_Exercise prompt_: Report every line in the records below that holds the word "DESACREDITADO".

╭──

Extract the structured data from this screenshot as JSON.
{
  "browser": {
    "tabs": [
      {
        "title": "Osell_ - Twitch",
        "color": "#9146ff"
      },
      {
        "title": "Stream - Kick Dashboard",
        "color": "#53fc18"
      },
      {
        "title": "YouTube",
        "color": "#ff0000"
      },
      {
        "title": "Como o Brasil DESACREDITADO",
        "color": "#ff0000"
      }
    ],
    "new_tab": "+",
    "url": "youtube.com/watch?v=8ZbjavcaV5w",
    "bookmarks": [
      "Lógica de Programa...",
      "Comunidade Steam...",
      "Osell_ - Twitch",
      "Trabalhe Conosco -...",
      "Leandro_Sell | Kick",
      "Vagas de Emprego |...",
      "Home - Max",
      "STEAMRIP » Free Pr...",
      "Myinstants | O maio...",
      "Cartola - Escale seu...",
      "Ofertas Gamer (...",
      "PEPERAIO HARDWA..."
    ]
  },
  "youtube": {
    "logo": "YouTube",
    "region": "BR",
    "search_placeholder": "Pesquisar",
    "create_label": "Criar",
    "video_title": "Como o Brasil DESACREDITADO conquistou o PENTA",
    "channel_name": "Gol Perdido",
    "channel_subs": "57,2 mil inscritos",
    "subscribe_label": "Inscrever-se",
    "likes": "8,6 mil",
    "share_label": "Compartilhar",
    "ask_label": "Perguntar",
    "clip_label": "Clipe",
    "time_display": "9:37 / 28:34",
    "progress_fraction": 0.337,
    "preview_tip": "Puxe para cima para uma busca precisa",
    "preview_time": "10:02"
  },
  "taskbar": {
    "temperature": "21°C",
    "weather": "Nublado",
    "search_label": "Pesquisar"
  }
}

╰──

_Response to the exercise_:
        "title": "Como o Brasil DESACREDITADO",
    "video_title": "Como o Brasil DESACREDITADO conquistou o PENTA",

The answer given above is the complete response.